The answer must be an exact copy of every record.

--- INFORMATION SUPPLIED ---

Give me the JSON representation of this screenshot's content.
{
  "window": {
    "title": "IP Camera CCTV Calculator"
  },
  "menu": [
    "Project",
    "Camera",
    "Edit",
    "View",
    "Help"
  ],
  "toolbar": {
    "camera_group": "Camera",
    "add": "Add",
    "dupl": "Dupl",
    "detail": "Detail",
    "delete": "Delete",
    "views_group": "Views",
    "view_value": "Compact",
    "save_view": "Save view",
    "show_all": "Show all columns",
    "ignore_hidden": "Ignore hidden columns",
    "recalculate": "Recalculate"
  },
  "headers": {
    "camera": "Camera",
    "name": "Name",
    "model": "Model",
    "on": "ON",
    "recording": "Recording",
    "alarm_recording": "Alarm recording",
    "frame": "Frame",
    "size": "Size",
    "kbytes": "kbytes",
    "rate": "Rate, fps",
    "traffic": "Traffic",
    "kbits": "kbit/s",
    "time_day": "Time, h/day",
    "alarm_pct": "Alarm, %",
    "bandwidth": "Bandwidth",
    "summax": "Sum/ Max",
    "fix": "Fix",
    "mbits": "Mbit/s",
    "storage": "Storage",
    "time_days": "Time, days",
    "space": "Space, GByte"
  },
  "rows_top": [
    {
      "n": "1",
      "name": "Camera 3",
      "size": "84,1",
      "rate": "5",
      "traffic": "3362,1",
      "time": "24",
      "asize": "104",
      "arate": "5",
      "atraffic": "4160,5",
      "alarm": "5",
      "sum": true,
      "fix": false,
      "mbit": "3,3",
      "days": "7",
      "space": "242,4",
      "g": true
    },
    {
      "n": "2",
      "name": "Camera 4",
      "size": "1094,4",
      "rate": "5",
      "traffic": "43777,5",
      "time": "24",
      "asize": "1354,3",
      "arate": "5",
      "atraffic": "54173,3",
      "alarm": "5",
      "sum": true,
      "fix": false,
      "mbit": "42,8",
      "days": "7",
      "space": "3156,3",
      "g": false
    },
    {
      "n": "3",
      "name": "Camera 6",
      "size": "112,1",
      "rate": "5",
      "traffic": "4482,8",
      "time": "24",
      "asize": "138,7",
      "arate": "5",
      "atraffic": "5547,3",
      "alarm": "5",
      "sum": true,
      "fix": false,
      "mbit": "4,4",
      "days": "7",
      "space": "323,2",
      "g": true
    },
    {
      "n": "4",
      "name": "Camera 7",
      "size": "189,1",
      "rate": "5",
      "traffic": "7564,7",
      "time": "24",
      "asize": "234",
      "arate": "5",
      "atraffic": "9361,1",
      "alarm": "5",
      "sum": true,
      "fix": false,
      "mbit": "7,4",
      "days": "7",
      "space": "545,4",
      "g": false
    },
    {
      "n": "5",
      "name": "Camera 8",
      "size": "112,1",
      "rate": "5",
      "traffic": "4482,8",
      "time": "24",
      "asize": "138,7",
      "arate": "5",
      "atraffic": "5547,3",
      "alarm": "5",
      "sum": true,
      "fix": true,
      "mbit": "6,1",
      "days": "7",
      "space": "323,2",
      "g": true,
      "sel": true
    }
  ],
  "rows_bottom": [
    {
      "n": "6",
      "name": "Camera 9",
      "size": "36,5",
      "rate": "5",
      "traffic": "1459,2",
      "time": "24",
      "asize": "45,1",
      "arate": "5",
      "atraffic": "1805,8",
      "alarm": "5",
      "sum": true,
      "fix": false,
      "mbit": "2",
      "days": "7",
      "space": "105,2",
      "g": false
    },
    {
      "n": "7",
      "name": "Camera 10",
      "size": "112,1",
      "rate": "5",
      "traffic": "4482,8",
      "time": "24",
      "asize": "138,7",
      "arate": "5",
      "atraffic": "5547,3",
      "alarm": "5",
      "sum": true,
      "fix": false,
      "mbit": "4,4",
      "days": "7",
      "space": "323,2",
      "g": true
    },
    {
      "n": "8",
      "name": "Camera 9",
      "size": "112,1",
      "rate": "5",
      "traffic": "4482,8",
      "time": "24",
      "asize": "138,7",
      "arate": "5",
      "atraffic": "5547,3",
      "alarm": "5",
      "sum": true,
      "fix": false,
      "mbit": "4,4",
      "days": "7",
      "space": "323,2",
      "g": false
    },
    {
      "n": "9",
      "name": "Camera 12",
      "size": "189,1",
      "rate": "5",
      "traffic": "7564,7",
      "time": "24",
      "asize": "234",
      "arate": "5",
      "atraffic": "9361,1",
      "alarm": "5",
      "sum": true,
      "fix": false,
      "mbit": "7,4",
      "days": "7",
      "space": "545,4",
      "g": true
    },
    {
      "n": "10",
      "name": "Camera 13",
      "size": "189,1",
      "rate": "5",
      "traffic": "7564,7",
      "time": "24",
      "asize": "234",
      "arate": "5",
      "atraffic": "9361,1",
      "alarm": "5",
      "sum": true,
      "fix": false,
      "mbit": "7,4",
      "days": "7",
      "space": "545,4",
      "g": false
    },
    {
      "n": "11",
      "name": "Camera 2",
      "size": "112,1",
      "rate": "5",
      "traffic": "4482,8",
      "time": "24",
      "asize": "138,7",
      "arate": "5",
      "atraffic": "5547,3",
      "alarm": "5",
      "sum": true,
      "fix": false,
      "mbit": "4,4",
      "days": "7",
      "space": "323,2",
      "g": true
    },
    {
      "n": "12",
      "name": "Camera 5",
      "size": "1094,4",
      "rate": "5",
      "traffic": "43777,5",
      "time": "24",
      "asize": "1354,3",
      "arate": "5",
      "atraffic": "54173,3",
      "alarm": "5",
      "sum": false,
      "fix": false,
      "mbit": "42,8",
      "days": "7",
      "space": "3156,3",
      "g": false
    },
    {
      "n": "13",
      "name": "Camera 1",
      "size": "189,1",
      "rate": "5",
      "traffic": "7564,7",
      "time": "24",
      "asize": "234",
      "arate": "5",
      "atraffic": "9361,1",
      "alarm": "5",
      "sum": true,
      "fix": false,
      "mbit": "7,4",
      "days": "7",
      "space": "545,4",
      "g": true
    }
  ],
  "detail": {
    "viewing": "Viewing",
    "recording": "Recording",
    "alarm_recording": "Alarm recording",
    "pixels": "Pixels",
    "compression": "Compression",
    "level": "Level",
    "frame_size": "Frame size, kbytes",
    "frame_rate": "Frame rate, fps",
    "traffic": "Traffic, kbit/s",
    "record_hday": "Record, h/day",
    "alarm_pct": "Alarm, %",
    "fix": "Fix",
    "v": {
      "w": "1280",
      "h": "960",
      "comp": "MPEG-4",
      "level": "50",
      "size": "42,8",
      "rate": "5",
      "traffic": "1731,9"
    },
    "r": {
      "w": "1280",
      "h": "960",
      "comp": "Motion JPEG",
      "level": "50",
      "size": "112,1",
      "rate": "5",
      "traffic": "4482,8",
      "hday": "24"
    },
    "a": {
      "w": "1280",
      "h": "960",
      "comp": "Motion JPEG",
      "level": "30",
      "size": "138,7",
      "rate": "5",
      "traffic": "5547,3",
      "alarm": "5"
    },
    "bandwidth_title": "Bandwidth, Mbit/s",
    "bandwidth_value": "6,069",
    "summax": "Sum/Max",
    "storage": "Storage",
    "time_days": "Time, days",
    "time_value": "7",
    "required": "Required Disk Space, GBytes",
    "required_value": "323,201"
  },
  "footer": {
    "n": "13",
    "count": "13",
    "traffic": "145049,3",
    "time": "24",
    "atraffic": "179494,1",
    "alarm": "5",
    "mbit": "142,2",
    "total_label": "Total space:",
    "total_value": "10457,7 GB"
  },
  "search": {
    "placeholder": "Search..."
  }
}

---

(RESPONSE AREA)
Give me the JSON representation of this screenshot's content.
{
  "window": {
    "title": "IP Camera CCTV Calculator"
  },
  "menu": [
    "Project",
    "Camera",
    "Edit",
    "View",
    "Help"
  ],
  "toolbar": {
    "camera_group": "Camera",
    "add": "Add",
    "dupl": "Dupl",
    "detail": "Detail",
    "delete": "Delete",
    "views_group": "Views",
    "view_value": "Compact",
    "save_view": "Save view",
    "show_all": "Show all columns",
    "ignore_hidden": "Ignore hidden columns",
    "recalculate": "Recalculate"
  },
  "headers": {
    "camera": "Camera",
    "name": "Name",
    "model": "Model",
    "on": "ON",
    "recording": "Recording",
    "alarm_recording": "Alarm recording",
    "frame": "Frame",
    "size": "Size",
    "kbytes": "kbytes",
    "rate": "Rate, fps",
    "traffic": "Traffic",
    "kbits": "kbit/s",
    "time_day": "Time, h/day",
    "alarm_pct": "Alarm, %",
    "bandwidth": "Bandwidth",
    "summax": "Sum/ Max",
    "fix": "Fix",
    "mbits": "Mbit/s",
    "storage": "Storage",
    "time_days": "Time, days",
    "space": "Space, GByte"
  },
  "rows_top": [
    {
      "n": "1",
      "name": "Camera 3",
      "size": "84,1",
      "rate": "5",
      "traffic": "3362,1",
      "time": "24",
      "asize": "104",
      "arate": "5",
      "atraffic": "4160,5",
      "alarm": "5",
      "sum": true,
      "fix": false,
      "mbit": "3,3",
      "days": "7",
      "space": "242,4",
      "g": true
    },
    {
      "n": "2",
      "name": "Camera 4",
      "size": "1094,4",
      "rate": "5",
      "traffic": "43777,5",
      "time": "24",
      "asize": "1354,3",
      "arate": "5",
      "atraffic": "54173,3",
      "alarm": "5",
      "sum": true,
      "fix": false,
      "mbit": "42,8",
      "days": "7",
      "space": "3156,3",
      "g": false
    },
    {
      "n": "3",
      "name": "Camera 6",
      "size": "112,1",
      "rate": "5",
      "traffic": "4482,8",
      "time": "24",
      "asize": "138,7",
      "arate": "5",
      "atraffic": "5547,3",
      "alarm": "5",
      "sum": true,
      "fix": false,
      "mbit": "4,4",
      "days": "7",
      "space": "323,2",
      "g": true
    },
    {
      "n": "4",
      "name": "Camera 7",
      "size": "189,1",
      "rate": "5",
      "traffic": "7564,7",
      "time": "24",
      "asize": "234",
      "arate": "5",
      "atraffic": "9361,1",
      "alarm": "5",
      "sum": true,
      "fix": false,
      "mbit": "7,4",
      "days": "7",
      "space": "545,4",
      "g": false
    },
    {
      "n": "5",
      "name": "Camera 8",
      "size": "112,1",
      "rate": "5",
      "traffic": "4482,8",
      "time": "24",
      "asize": "138,7",
      "arate": "5",
      "atraffic": "5547,3",
      "alarm": "5",
      "sum": true,
      "fix": true,
      "mbit": "6,1",
      "days": "7",
      "space": "323,2",
      "g": true,
      "sel": true
    }
  ],
  "rows_bottom": [
    {
      "n": "6",
      "name": "Camera 9",
      "size": "36,5",
      "rate": "5",
      "traffic": "1459,2",
      "time": "24",
      "asize": "45,1",
      "arate": "5",
      "atraffic": "1805,8",
      "alarm": "5",
      "sum": true,
      "fix": false,
      "mbit": "2",
      "days": "7",
      "space": "105,2",
      "g": false
    },
    {
      "n": "7",
      "name": "Camera 10",
      "size": "112,1",
      "rate": "5",
      "traffic": "4482,8",
      "time": "24",
      "asize": "138,7",
      "arate": "5",
      "atraffic": "5547,3",
      "alarm": "5",
      "sum": true,
      "fix": false,
      "mbit": "4,4",
      "days": "7",
      "space": "323,2",
      "g": true
    },
    {
      "n": "8",
      "name": "Camera 9",
      "size": "112,1",
      "rate": "5",
      "traffic": "4482,8",
      "time": "24",
      "asize": "138,7",
      "arate": "5",
      "atraffic": "5547,3",
      "alarm": "5",
      "sum": true,
      "fix": false,
      "mbit": "4,4",
      "days": "7",
      "space": "323,2",
      "g": false
    },
    {
      "n": "9",
      "name": "Camera 12",
      "size": "189,1",
      "rate": "5",
      "traffic": "7564,7",
      "time": "24",
      "asize": "234",
      "arate": "5",
      "atraffic": "9361,1",
      "alarm": "5",
      "sum": true,
      "fix": false,
      "mbit": "7,4",
      "days": "7",
      "space": "545,4",
      "g": true
    },
    {
      "n": "10",
      "name": "Camera 13",
      "size": "189,1",
      "rate": "5",
      "traffic": "7564,7",
      "time": "24",
      "asize": "234",
      "arate": "5",
      "atraffic": "9361,1",
      "alarm": "5",
      "sum": true,
      "fix": false,
      "mbit": "7,4",
      "days": "7",
      "space": "545,4",
      "g": false
    },
    {
      "n": "11",
      "name": "Camera 2",
      "size": "112,1",
      "rate": "5",
      "traffic": "4482,8",
      "time": "24",
      "asize": "138,7",
      "arate": "5",
      "atraffic": "5547,3",
      "alarm": "5",
      "sum": true,
      "fix": false,
      "mbit": "4,4",
      "days": "7",
      "space": "323,2",
      "g": true
    },
    {
      "n": "12",
      "name": "Camera 5",
      "size": "1094,4",
      "rate": "5",
      "traffic": "43777,5",
      "time": "24",
      "asize": "1354,3",
      "arate": "5",
      "atraffic": "54173,3",
      "alarm": "5",
      "sum": false,
      "fix": false,
      "mbit": "42,8",
      "days": "7",
      "space": "3156,3",
      "g": false
    },
    {
      "n": "13",
      "name": "Camera 1",
      "size": "189,1",
      "rate": "5",
      "traffic": "7564,7",
      "time": "24",
      "asize": "234",
      "arate": "5",
      "atraffic": "9361,1",
      "alarm": "5",
      "sum": true,
      "fix": false,
      "mbit": "7,4",
      "days": "7",
      "space": "545,4",
      "g": true
    }
  ],
  "detail": {
    "viewing": "Viewing",
    "recording": "Recording",
    "alarm_recording": "Alarm recording",
    "pixels": "Pixels",
    "compression": "Compression",
    "level": "Level",
    "frame_size": "Frame size, kbytes",
    "frame_rate": "Frame rate, fps",
    "traffic": "Traffic, kbit/s",
    "record_hday": "Record, h/day",
    "alarm_pct": "Alarm, %",
    "fix": "Fix",
    "v": {
      "w": "1280",
      "h": "960",
      "comp": "MPEG-4",
      "level": "50",
      "size": "42,8",
      "rate": "5",
      "traffic": "1731,9"
    },
    "r": {
      "w": "1280",
      "h": "960",
      "comp": "Motion JPEG",
      "level": "50",
      "size": "112,1",
      "rate": "5",
      "traffic": "4482,8",
      "hday": "24"
    },
    "a": {
      "w": "1280",
      "h": "960",
      "comp": "Motion JPEG",
      "level": "30",
      "size": "138,7",
      "rate": "5",
      "traffic": "5547,3",
      "alarm": "5"
    },
    "bandwidth_title": "Bandwidth, Mbit/s",
    "bandwidth_value": "6,069",
    "summax": "Sum/Max",
    "storage": "Storage",
    "time_days": "Time, days",
    "time_value": "7",
    "required": "Required Disk Space, GBytes",
    "required_value": "323,201"
  },
  "footer": {
    "n": "13",
    "count": "13",
    "traffic": "145049,3",
    "time": "24",
    "atraffic": "179494,1",
    "alarm": "5",
    "mbit": "142,2",
    "total_label": "Total space:",
    "total_value": "10457,7 GB"
  },
  "search": {
    "placeholder": "Search..."
  }
}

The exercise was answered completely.